Atlanta Journal-Constitution, 2005-03-08
Nick Marino

Tear it down, build it up: Costello keeps it moving

Tear it down, build it up: Costello keeps it moving
Nick Marino - Staff
Tuesday, March 8, 2005


Elvis Costello at the Tabernacle Sunday

Elvis Costello has recorded some wonderful songs in the last few decades, but his material (like anyone else's) could easily stagnate if he let it.

Fortunately, he won't let it. This student of rock history has found ways to stave off boredom --- both the audience's and his own. Like Bob Dylan, he's willing to rearrange his melodies, and he has a huge catalog from which to draw. Songs sometimes dissolve or segue into one-another, and they keep on coming as if shot from a gun.

At a Costello show, you're going to get a smattering of chunky and verbose favorites, some interesting obscurities and a batch of new material that holds up surprisingly well against chestnuts like "Alison" and "Uncomplicated."

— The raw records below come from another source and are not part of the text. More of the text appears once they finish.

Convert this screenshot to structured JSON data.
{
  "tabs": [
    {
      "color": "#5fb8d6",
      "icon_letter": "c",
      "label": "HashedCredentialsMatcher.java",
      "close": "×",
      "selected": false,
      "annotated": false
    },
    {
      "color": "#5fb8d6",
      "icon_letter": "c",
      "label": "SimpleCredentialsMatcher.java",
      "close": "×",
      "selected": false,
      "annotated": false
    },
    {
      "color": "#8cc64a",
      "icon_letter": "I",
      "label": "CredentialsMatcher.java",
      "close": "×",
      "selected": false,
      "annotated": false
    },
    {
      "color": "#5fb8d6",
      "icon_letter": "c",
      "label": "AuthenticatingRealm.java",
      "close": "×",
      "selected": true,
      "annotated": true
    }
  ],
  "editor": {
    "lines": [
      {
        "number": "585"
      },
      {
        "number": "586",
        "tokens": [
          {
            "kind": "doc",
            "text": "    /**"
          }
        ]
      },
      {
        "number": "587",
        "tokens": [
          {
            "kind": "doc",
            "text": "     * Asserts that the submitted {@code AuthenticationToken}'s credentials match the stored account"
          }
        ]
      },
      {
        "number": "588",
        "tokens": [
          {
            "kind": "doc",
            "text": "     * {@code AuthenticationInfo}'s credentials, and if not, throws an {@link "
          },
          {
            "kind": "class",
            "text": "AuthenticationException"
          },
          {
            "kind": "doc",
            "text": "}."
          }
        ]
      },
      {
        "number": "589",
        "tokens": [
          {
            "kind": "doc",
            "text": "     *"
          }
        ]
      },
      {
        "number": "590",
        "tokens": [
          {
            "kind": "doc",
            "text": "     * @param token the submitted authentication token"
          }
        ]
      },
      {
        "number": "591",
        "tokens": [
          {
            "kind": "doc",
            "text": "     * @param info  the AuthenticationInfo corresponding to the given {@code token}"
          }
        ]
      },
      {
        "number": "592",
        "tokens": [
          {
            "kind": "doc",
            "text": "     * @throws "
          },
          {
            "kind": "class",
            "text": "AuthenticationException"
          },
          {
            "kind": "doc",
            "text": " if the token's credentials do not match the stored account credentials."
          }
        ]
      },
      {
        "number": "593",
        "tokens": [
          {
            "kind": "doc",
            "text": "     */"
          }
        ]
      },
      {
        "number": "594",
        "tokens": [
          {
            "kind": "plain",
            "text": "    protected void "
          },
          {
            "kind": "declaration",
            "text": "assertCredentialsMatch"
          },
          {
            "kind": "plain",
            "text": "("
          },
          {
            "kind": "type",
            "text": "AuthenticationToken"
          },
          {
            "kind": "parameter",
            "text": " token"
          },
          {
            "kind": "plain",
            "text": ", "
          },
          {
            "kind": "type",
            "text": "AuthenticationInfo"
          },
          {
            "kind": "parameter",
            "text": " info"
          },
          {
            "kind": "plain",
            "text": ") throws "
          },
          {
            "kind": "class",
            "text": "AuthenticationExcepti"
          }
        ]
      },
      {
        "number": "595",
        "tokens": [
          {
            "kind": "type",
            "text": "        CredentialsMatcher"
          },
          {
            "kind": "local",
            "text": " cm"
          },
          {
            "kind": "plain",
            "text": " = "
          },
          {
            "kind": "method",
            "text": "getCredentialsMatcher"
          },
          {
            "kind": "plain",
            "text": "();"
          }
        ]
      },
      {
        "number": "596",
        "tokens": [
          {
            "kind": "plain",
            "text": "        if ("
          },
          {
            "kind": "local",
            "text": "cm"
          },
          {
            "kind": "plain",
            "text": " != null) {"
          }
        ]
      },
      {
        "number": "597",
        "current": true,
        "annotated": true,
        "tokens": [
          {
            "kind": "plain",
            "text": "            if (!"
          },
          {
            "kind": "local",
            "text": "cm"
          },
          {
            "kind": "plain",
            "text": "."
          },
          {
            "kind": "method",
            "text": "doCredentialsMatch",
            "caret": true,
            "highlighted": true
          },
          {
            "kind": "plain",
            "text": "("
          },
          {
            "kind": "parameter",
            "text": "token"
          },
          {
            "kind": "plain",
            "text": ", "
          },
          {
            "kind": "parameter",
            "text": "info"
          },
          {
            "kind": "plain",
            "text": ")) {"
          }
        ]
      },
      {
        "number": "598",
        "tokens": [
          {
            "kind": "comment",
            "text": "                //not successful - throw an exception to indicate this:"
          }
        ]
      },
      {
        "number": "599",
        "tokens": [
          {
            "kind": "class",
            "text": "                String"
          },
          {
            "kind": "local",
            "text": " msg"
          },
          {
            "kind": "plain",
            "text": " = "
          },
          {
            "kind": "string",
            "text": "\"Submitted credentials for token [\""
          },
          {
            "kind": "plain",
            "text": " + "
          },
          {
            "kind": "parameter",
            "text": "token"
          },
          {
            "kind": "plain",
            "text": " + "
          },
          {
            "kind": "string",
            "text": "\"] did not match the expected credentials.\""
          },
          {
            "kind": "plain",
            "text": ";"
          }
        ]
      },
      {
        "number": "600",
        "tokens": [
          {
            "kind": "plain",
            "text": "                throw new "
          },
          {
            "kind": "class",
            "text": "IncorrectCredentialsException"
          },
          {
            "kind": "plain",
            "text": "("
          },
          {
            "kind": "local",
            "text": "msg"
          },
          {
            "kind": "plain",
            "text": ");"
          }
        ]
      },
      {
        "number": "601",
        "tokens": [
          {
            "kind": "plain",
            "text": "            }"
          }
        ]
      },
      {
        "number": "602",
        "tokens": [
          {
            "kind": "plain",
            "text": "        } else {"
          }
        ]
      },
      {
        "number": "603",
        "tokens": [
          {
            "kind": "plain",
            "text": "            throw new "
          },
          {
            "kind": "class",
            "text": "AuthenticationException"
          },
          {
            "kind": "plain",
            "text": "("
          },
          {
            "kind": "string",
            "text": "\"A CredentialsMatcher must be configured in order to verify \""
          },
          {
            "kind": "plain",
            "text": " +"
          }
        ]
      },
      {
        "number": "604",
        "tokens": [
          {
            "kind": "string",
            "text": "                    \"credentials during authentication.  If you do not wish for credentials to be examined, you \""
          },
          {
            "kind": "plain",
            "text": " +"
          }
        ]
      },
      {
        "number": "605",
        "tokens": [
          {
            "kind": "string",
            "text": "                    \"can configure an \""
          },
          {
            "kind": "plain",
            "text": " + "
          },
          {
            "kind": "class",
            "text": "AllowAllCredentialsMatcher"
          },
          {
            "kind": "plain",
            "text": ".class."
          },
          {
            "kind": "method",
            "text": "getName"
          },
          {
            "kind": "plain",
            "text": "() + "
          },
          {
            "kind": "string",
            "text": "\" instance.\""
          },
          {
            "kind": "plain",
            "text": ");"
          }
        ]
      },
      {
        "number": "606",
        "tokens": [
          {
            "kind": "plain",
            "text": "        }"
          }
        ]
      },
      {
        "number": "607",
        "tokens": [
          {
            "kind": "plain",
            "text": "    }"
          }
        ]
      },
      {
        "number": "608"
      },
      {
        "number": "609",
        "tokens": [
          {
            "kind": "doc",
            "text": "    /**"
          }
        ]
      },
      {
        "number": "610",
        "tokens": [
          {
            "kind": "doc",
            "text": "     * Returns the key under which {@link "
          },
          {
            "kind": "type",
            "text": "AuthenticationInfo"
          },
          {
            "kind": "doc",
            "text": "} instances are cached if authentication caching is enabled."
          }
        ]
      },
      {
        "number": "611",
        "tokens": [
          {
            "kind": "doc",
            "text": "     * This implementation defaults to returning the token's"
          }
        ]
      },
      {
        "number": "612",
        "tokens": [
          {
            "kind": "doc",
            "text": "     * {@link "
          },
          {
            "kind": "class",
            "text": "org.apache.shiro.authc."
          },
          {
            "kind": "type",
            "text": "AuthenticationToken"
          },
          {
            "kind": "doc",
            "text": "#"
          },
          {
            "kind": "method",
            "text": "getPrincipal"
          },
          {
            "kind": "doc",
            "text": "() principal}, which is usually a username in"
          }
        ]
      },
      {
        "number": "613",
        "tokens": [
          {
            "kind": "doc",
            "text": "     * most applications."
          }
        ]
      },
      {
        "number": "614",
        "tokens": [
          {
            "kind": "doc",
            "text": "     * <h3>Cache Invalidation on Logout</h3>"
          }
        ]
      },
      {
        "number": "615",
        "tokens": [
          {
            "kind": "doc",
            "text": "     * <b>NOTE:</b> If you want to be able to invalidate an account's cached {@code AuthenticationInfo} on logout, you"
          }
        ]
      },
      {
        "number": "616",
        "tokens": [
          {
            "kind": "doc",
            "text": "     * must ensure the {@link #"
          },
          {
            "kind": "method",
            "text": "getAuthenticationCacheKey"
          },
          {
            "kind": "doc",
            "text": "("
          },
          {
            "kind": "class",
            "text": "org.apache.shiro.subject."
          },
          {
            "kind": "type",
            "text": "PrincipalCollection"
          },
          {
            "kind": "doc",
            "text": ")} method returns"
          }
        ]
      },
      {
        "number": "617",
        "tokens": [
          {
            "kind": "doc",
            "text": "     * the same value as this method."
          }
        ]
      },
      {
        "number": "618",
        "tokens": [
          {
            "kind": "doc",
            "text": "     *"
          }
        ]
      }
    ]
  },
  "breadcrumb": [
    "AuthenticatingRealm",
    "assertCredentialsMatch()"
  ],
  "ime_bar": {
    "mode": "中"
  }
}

His shows can be long, but when your eyelids start to droop, he wakes you up with something unexpected --- a guitar freakout or an intimate ballad or a searing rendition of something more than 20 years old, like "Pump It Up."

The 50-year-old singer-songwriter played for 150 minutes with his band the Imposters Sunday night at the sold-out Tabernacle, and the quartet managed to keep things interesting even as the set pushed toward (and past) the 30-song mark in a single marathon set.

Drummer Pete Thomas, bassist Davey Faragher and longtime keyboardist Steve Nieve left lots of space in the music, which seemed appropriate for the generous sampling of material from Costello's 2004 album, "The Delivery Man," which was recorded in Mississippi and retains the scaled-back energy of early rock 'n' roll.

At its best, the band broke Costello's material down to its raw materials, dismantling the tunes and tinkering with the pieces. Members would hold back or fall out altogether, allowing the others to surge and show off. During one particularly memorable moment, when Costello's guitar conversed with Pete Thomas' drums, the band sounded like the Detroit garage-blues duo the White Stripes.

Other, more conventional highlights included the lesser-known gems "King Horse" and "Suit of Lights," the set-closing "The Scarlet Tide" (sung, in part, unamplified), plus the rocking cover tunes "I Can't Stand Up for Falling Down" and "(What's So Funny 'Bout) Peace, Love and Understanding."